Whenever we want to call a Google or Google Cloud API, we need an access token. But there’s more than one way to obtain an access token, and depending on which way we use, the resulting access token might behave a little differently. What kinds of access tokens are there, and how do they differ? Continue »

Google Cloud New documentation and tool support for authenticating to Google Cloud from an Active Directory environment

When an on-premises application needs to access Google Cloud, it’s tempting to just let it use a service account key. But if the application runs in an Active Directory environment, there’s a better alternative – we can let it use its domain credentials and “exchange” them against Google credentials. That doesn’t even require custom code anymore. Continue »

JIT Access JIT Access 1.1 now supports inherited roles and has a new UI

With Just-in-Time Access, we can implement just-in-time privileged access management on Google Cloud by allowing users to temporarily elevate their access to certain projects. But a key limitation of the initial release of JIT Access was that it didn’t support inherited role bindings. Version 1.1 removes this limitation and features a new UI. Continue »

JIT Access Enabling just-in-time access to Google Cloud resources

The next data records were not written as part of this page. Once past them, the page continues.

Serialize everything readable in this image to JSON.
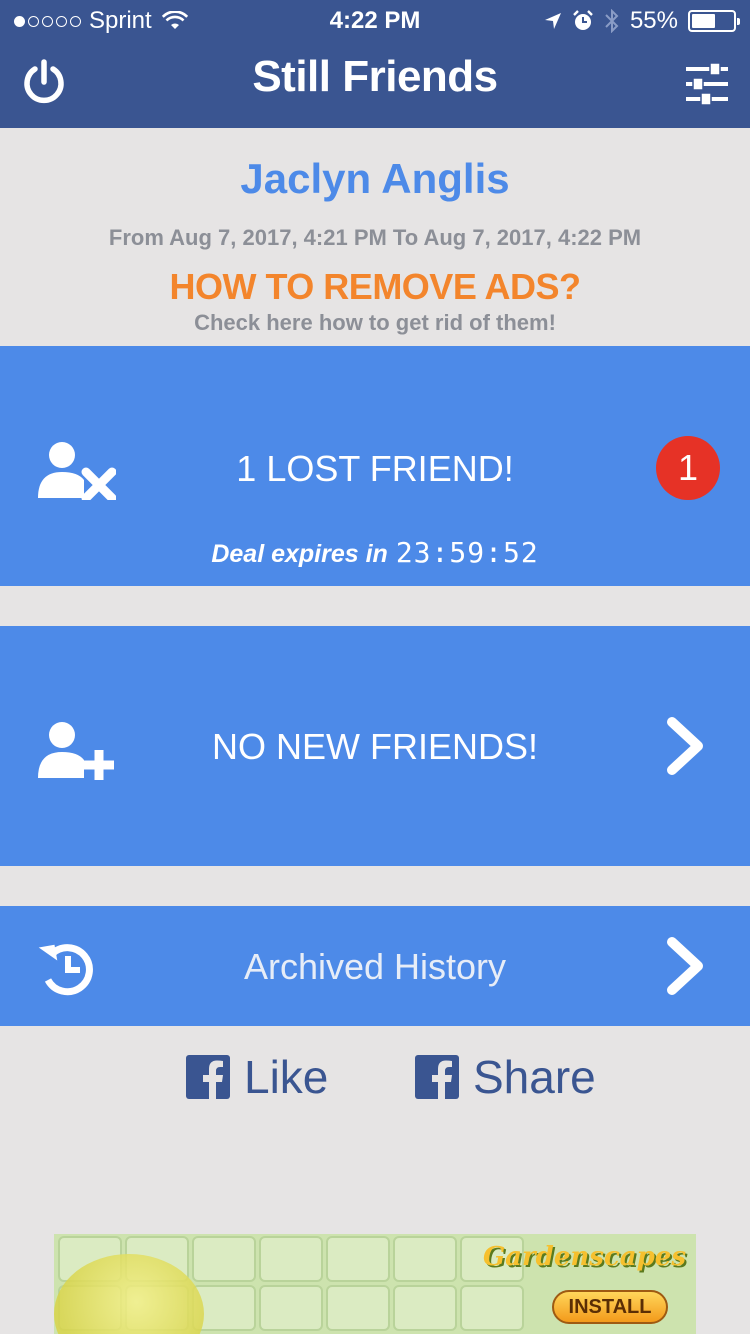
{
  "status_bar": {
    "carrier": "Sprint",
    "time": "4:22 PM",
    "battery": "55%",
    "battery_level": 0.55
  },
  "nav": {
    "title": "Still Friends",
    "left_icon": "power-icon",
    "right_icon": "sliders-icon"
  },
  "header": {
    "user_name": "Jaclyn Anglis",
    "date_range": "From Aug 7, 2017, 4:21 PM To Aug 7, 2017, 4:22 PM",
    "ads_title": "HOW TO REMOVE ADS?",
    "ads_subtitle": "Check here how to get rid of them!"
  },
  "lost_panel": {
    "label": "1 LOST FRIEND!",
    "badge": "1",
    "deal_text": "Deal expires in",
    "timer": "23:59:52",
    "icon": "user-remove-icon"
  },
  "new_panel": {
    "label": "NO NEW FRIENDS!",
    "icon": "user-add-icon"
  },
  "archive_panel": {
    "label": "Archived History",
    "icon": "history-icon"
  },
  "social": {
    "like": "Like",
    "share": "Share"
  },
  "ad": {
    "brand": "Gardenscapes",
    "cta": "INSTALL"
  },
  "colors": {
    "nav_bg": "#3a5591",
    "panel_bg": "#4d8ae8",
    "accent_orange": "#f3852c",
    "badge_red": "#e63226",
    "page_bg": "#e6e4e4"
  }
}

The principle of least privilege states that we should grant users just enough access to carry out everyday activities, but no more. But what about the occasional case where a user does need privileged access, maybe to handle an incident or perform a rare configuration change? This is where just-in-time access can help. Continue »

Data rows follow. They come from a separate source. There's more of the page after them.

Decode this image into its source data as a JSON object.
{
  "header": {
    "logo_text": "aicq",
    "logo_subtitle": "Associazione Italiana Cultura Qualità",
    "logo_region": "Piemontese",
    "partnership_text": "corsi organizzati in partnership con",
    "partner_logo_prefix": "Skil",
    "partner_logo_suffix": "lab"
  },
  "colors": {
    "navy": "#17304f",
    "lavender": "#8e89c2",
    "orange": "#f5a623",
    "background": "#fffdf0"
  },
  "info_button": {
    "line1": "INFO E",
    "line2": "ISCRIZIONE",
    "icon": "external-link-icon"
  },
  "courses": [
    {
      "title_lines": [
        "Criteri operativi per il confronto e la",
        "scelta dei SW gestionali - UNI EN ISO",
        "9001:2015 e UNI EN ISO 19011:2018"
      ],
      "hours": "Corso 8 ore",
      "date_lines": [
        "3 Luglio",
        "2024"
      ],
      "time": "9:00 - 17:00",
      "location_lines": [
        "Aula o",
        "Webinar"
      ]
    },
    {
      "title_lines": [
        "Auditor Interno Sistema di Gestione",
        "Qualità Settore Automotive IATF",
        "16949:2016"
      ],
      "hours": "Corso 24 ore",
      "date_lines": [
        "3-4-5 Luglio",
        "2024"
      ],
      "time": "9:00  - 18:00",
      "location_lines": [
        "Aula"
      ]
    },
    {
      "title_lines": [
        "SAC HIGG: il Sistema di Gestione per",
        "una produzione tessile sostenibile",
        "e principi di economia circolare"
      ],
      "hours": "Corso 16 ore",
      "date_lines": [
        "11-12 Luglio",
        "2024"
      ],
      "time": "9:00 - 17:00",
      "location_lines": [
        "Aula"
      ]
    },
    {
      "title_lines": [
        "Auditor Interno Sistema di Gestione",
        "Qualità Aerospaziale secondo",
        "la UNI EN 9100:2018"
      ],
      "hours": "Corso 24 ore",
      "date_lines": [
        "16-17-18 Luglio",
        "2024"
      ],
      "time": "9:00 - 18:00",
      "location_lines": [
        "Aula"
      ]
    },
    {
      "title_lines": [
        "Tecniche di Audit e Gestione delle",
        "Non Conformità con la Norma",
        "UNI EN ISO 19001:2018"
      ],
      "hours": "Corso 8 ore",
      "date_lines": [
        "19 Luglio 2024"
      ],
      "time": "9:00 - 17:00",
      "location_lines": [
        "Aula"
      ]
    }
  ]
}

Google Cloud Doing service account things without a service account key

Before we deploy an application to Google Cloud, we typically want to test it locally. If the application uses Google Cloud APIs, then we somehow need to ensure that the application can authenticate. We could use a service account key for that, but there’s typically a better way. Continue »

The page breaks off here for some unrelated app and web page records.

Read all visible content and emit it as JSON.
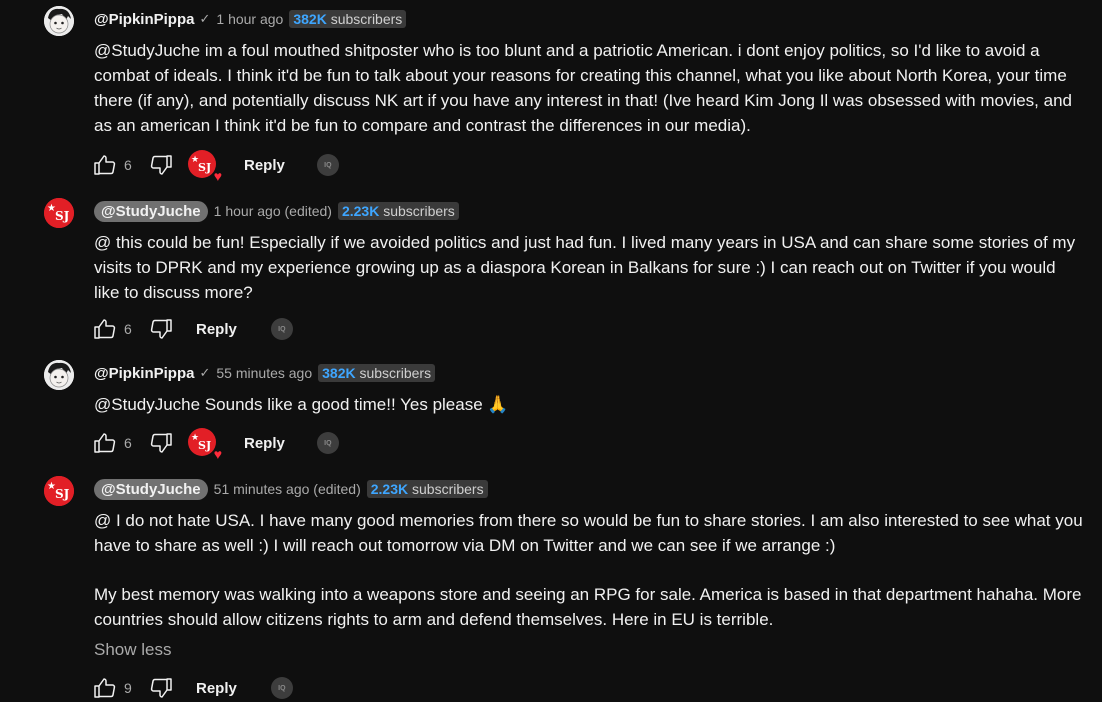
{
  "comments": [
    {
      "author": "@PipkinPippa",
      "verified": true,
      "time": "1 hour ago",
      "subscribers_num": "382K",
      "subscribers_label": "subscribers",
      "text": [
        "@StudyJuche  im a foul mouthed shitposter who is too blunt and a patriotic American. i dont enjoy politics, so I'd like to avoid a combat of ideals. I think it'd be fun to talk about your reasons for creating this channel, what you like about North Korea, your time there (if any), and potentially discuss NK art if you have any interest in that! (Ive heard Kim Jong Il was obsessed with movies, and as an american I think it'd be fun to compare and contrast the differences in our media)."
      ],
      "likes": "6",
      "creator_hearted": true,
      "reply_label": "Reply"
    },
    {
      "author": "@StudyJuche",
      "verified": false,
      "time": "1 hour ago (edited)",
      "subscribers_num": "2.23K",
      "subscribers_label": "subscribers",
      "text": [
        "@ this could be fun! Especially if we avoided politics and just had fun. I lived many years in USA and can share some stories of my visits to DPRK and my experience growing up as a diaspora Korean in Balkans for sure :) I can reach out on Twitter if you would like to discuss more?"
      ],
      "likes": "6",
      "creator_hearted": false,
      "reply_label": "Reply"
    },
    {
      "author": "@PipkinPippa",
      "verified": true,
      "time": "55 minutes ago",
      "subscribers_num": "382K",
      "subscribers_label": "subscribers",
      "text": [
        "@StudyJuche Sounds like a good time!! Yes please 🙏"
      ],
      "likes": "6",
      "creator_hearted": true,
      "reply_label": "Reply"
    },
    {
      "author": "@StudyJuche",
      "verified": false,
      "time": "51 minutes ago (edited)",
      "subscribers_num": "2.23K",
      "subscribers_label": "subscribers",
      "text": [
        "@ I do not hate USA. I have many good memories from there so would be fun to share stories. I am also interested to see what you have to share as well :) I will reach out tomorrow via DM on Twitter and we can see if we arrange :)",
        "My best memory was walking into a weapons store and seeing an RPG for sale. America is based in that department hahaha. More countries should allow citizens rights to arm and defend themselves. Here in EU is terrible."
      ],
      "show_less": "Show less",
      "likes": "9",
      "creator_hearted": false,
      "reply_label": "Reply"
    }
  ],
  "channel_avatar_text": "SJ",
  "iq_label": "IQ",
  "colors": {
    "background": "#0f0f0f",
    "subscriber_count": "#3ea6ff",
    "channel_red": "#e21f26",
    "heart": "#ff2b3b"
  }
}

Google Cloud Authenticating to Google Cloud using Integrated Windows Authentication, workload identity federation, and SAML-POST

Previously, we explored two ways of authenticating to Google Cloud using Kerberos and NTLM credentials. Both ways involved authenticating to AD FS using Integrated Windows Authentication, and then using workload identity federation. But there’s a third way that we haven’t cover yet – and it involves using the SAML HTTP-POST binding. Continue »